*App and web page records*:
▼
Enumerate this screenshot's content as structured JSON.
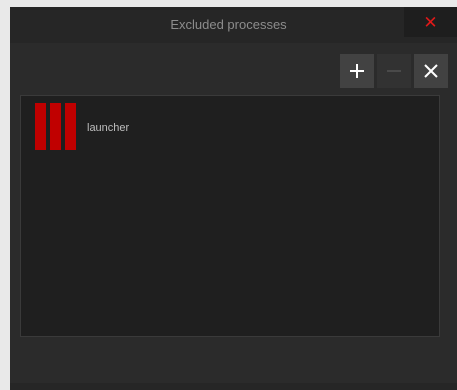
{
  "window": {
    "title": "Excluded processes"
  },
  "icons": {
    "close": "close-icon",
    "add": "plus-icon",
    "remove": "minus-icon",
    "clear": "x-icon",
    "process": "red-bars-app-icon"
  },
  "colors": {
    "accent": "#e01919",
    "app_icon": "#c00000",
    "background": "#2b2b2b",
    "list_background": "#1f1f1f"
  },
  "processes": [
    {
      "name": "launcher"
    }
  ]
}
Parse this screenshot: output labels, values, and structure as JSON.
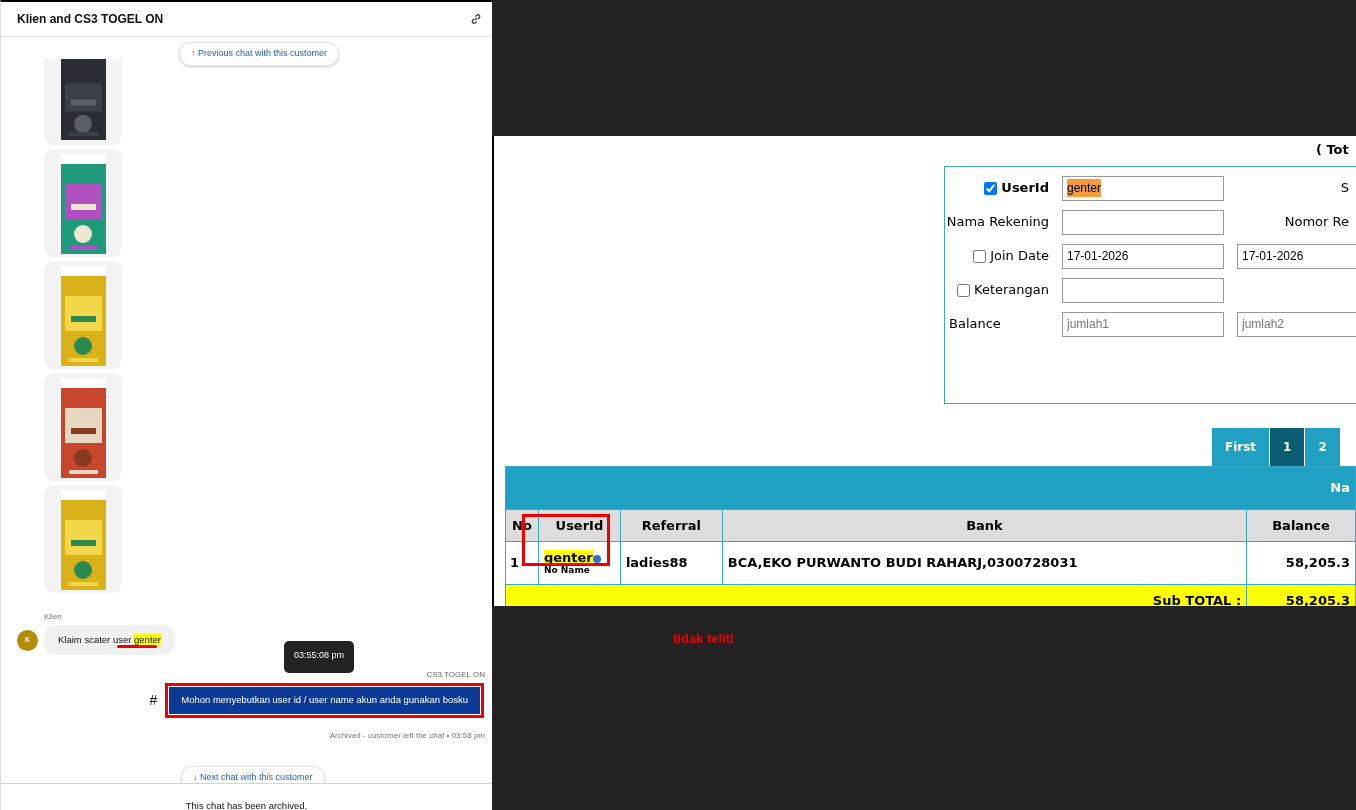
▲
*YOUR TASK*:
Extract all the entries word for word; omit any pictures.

*EXERCISE ANSWER*:
Enumerate this screenshot's content as structured JSON.
{
  "window": {
    "title": "Excluded processes"
  },
  "icons": {
    "close": "close-icon",
    "add": "plus-icon",
    "remove": "minus-icon",
    "clear": "x-icon",
    "process": "red-bars-app-icon"
  },
  "colors": {
    "accent": "#e01919",
    "app_icon": "#c00000",
    "background": "#2b2b2b",
    "list_background": "#1f1f1f"
  },
  "processes": [
    {
      "name": "launcher"
    }
  ]
}
Parse this screenshot: output labels, values, and structure as JSON.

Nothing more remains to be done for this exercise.